After almost three years of global pandemic travel restrictions, I was lucky to be the first Misean Cara staff member to visit project teams again. In July, I left my desk behind to fully immerse myself in the fascinating projects some of our members are implementing in Peru and Colombia. Across both countries, it was inspiring to see how the project teams adapted to the additional challenges during the COVID-19 pandemic.
In Peru, schools remained closed for two years, preventing students from having access to quality education. Misean Cara-funded projects found creative solutions to tackling both the immediate educational needs and the secondary consequences of the lockdown, such as emotional well-being and family support.
In many disadvantaged neighbourhoods of Colombia, children face additional challenges: gang violence, drug trafficking and organised crime. To support students in their education, while also ensuring they have a safe space after school, different projects provide after-school and weekend activities that allow children to be just that – happy children.

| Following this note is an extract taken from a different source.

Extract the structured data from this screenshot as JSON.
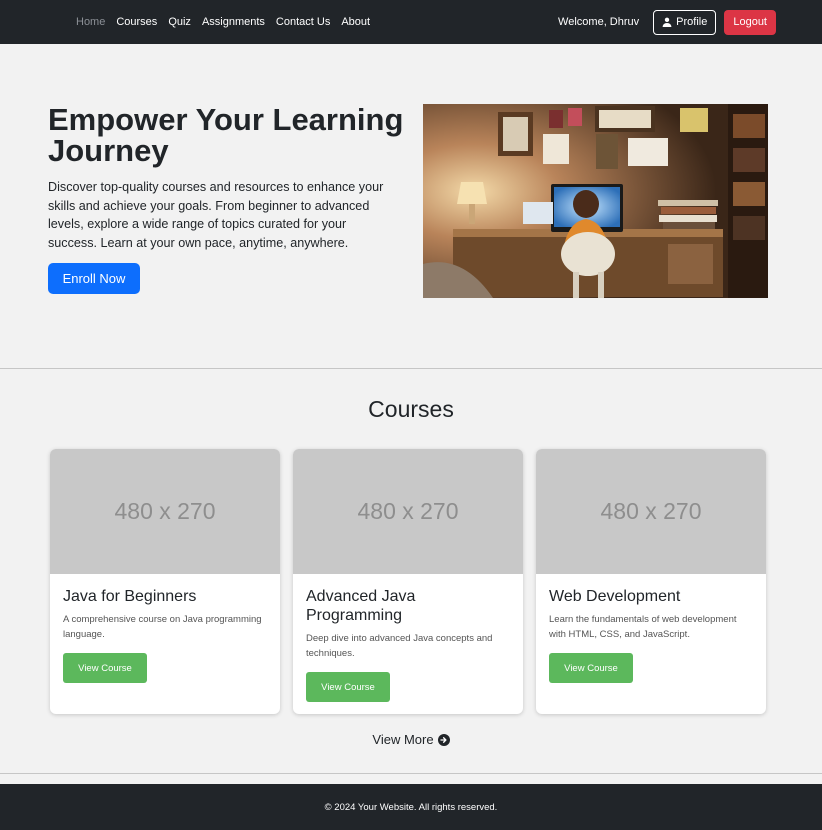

But it was not only children that faced increased challenges during the pandemic. With many people in Peru and Colombia engaging in informal labour, families often lost most or all of their income during lockdowns and curfews. Women and young adults are the most vulnerable to these economic shocks. On my visit, I learned about some of the creative ways project teams found to support women and youth in income-generating activities.
My visit to these projects was hugely inspiring and I returned to Dublin with a suitcase full of new ideas and touching personal stories from project participants. At the end of my trip, I also had the privilege to meet representatives of all Misean Cara-funded projects in Colombia during a Members’ Meeting in Cali. The highlight of the meeting was the participation of the Irish Ambassador to Colombia, Her Excellency Fiona Nic Dhonnacha.